Trail or stream bed? Probably both depending on the season. Progress was slow weaving up Reavis Trail Canyon. Dense foliage covered much of the trail making snake spotting hard.
The trail opens up at Reavis Saddle with some fine views of the surrounding Superstition Mountains.
Then descends briefly to Roosevelt Lake which was completed in 1911. Roosevelt Lake has an RV camp and over the road an Information Centre that has running water available for hikers. The Marina also serves food and snacks. It appeared to be a very popular place for fishing.
The initial ascent out of Roosevelt Lake was brutal in the midday sun.
Soon you find yourself of a ridge looking down on Apache Lake through a forest of small Sagauro Cactuses. This is one of my favourite pictures from the AZT. I never got bored of Sagauro Cactuses.
Often setting up the tarp wasn't necessary in Arizona. When I did it was for protection from windblown sand and not rain. Here a bivi bag was more than enough, and kept out the hordes of ants that appear during the warmer daylight hours. The ground is baked hard and very uncomfortable to lie on. My closed-cell pad did not prove adequate and later would be replaced with a Neoair mattress.
The Four Peaks Wilderness suffered a major fire in 1996 that consumed 60000 acres in a single week making it the largest fire in Arizona's history. While the landscape is slowly recovering the trail has all but disappeared in many areas. Progress is slow and a GPS very helpful. There are many burnt trees straddling the trail that need to be climbed over or slid under. The fire was started by campers and should be a warning to us all. Is that camp fire really necessary?
No-mans land gives a short break between the Four Peaks Wilderness and the next and greatest challenge of the AZT, the Mazatzal Wilderness.
The 1/2 way point of the AZT is reached in the Mazatzal Wilderness. Somebody has made a nice little marker on the trail for us to celebrate around.
The Mazatzal Wilderness was also destroyed by a more recent fire in 2004. Progress here is even slower and more difficult than in the Four Peak Wilderness. AZT hikers often road walk around this wilderness because of its fearsome reputation. Even the great Andrew Skurka drew the line here and found an alternative. It was certainly the toughest section of the entire trail but also surprisingly satisfying. I made a live audio recording from this section which you can listen to over on Andy Howell's blog.
As always water is hard to find and even with a guidebook and GPS this source proved elusive. Hardly surprising giving its small size and all the surrounding foliage.
More photos of the Mazatzal Wilderness and its slow recovery. The trees will take years to regrow but the scrub and cactuses are growing fast. Bad news for hikers! Everything in Arizona is sharp and legs and arms were soon lacerated.
This poor tree was strangely beautiful in its own way. More of a sculpture now than a tree but it caught my attention.

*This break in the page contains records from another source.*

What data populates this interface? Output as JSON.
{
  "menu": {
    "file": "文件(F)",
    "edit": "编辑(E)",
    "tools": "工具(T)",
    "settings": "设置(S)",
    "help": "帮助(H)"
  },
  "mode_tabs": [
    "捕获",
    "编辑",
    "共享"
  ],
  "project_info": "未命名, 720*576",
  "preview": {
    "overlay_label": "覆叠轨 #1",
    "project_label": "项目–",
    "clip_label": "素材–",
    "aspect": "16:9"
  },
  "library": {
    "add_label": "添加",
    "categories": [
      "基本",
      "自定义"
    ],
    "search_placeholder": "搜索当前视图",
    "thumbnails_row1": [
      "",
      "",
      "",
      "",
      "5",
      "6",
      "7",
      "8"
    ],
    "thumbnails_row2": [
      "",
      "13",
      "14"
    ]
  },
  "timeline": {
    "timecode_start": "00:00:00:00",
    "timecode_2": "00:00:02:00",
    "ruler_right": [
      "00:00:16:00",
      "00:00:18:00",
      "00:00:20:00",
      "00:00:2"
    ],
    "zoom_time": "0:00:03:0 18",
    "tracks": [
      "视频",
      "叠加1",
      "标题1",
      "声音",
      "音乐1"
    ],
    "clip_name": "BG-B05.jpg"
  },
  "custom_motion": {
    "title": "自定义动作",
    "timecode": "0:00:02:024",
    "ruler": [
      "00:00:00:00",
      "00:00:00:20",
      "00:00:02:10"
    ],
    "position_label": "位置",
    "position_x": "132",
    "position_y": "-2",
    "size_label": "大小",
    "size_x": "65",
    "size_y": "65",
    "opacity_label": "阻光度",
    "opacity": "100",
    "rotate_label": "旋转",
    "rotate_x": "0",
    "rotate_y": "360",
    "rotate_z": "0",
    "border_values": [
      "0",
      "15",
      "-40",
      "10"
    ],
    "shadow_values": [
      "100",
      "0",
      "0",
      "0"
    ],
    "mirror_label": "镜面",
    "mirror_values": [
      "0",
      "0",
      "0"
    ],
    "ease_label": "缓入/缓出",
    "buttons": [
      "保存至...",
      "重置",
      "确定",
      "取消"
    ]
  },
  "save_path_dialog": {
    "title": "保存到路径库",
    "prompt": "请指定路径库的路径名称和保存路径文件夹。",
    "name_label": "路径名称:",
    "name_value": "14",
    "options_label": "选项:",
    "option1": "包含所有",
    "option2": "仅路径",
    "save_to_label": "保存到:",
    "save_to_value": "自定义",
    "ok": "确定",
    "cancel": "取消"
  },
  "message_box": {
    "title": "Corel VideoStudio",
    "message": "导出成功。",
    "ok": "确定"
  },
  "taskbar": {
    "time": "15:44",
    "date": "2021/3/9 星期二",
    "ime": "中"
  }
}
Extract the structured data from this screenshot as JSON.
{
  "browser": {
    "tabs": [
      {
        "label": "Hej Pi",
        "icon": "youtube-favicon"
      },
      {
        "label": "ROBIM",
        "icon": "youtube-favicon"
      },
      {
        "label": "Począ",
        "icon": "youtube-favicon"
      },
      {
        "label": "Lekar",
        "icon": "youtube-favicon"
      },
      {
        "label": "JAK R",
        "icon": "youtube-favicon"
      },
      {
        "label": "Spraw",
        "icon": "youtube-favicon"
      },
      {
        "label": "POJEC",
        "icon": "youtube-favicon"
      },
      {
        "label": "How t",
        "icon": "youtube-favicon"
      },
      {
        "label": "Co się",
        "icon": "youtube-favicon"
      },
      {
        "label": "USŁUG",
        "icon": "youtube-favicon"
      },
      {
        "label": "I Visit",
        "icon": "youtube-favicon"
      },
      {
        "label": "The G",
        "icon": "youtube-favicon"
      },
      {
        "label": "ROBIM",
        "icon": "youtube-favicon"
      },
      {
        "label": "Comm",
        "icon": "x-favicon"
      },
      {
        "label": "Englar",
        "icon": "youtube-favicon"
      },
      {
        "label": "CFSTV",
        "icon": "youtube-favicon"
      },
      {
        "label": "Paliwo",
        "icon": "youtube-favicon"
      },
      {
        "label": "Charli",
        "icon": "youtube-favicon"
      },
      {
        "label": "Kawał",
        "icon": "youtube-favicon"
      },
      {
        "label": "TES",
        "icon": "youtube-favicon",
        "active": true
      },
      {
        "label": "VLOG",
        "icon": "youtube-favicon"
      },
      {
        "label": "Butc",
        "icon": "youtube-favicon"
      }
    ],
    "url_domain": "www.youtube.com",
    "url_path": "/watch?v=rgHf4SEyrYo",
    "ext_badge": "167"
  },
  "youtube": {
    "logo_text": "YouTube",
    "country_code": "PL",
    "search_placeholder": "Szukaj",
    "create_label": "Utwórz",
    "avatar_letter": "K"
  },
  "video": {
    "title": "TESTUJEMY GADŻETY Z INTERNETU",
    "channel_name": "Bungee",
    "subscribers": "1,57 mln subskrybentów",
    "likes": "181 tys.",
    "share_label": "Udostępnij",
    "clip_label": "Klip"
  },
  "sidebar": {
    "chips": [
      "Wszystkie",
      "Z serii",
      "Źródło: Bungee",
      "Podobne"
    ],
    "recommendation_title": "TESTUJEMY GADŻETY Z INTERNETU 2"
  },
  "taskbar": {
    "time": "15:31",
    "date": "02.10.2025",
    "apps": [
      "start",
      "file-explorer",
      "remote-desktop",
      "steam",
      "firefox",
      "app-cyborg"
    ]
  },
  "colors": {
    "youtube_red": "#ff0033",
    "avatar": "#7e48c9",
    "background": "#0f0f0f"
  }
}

Final stretch to Pine is across the Hardscrabble Mesa and is a much easier hike than the two wildernesses already passed through. On this section I caught up with GT (German Tourist) and Li Brannfors who had joined GT for a few days. Both Li and GT are Triple Crowners having hiked the AT, PCT and CDT. One day I hope to join this club.
Pine is a very pretty town and full of tourists. Accommodation was scarce and very expensive but of high quality. After the exertions of the last few days I took a day off to relax.
Continue to part 6
Continue to part 6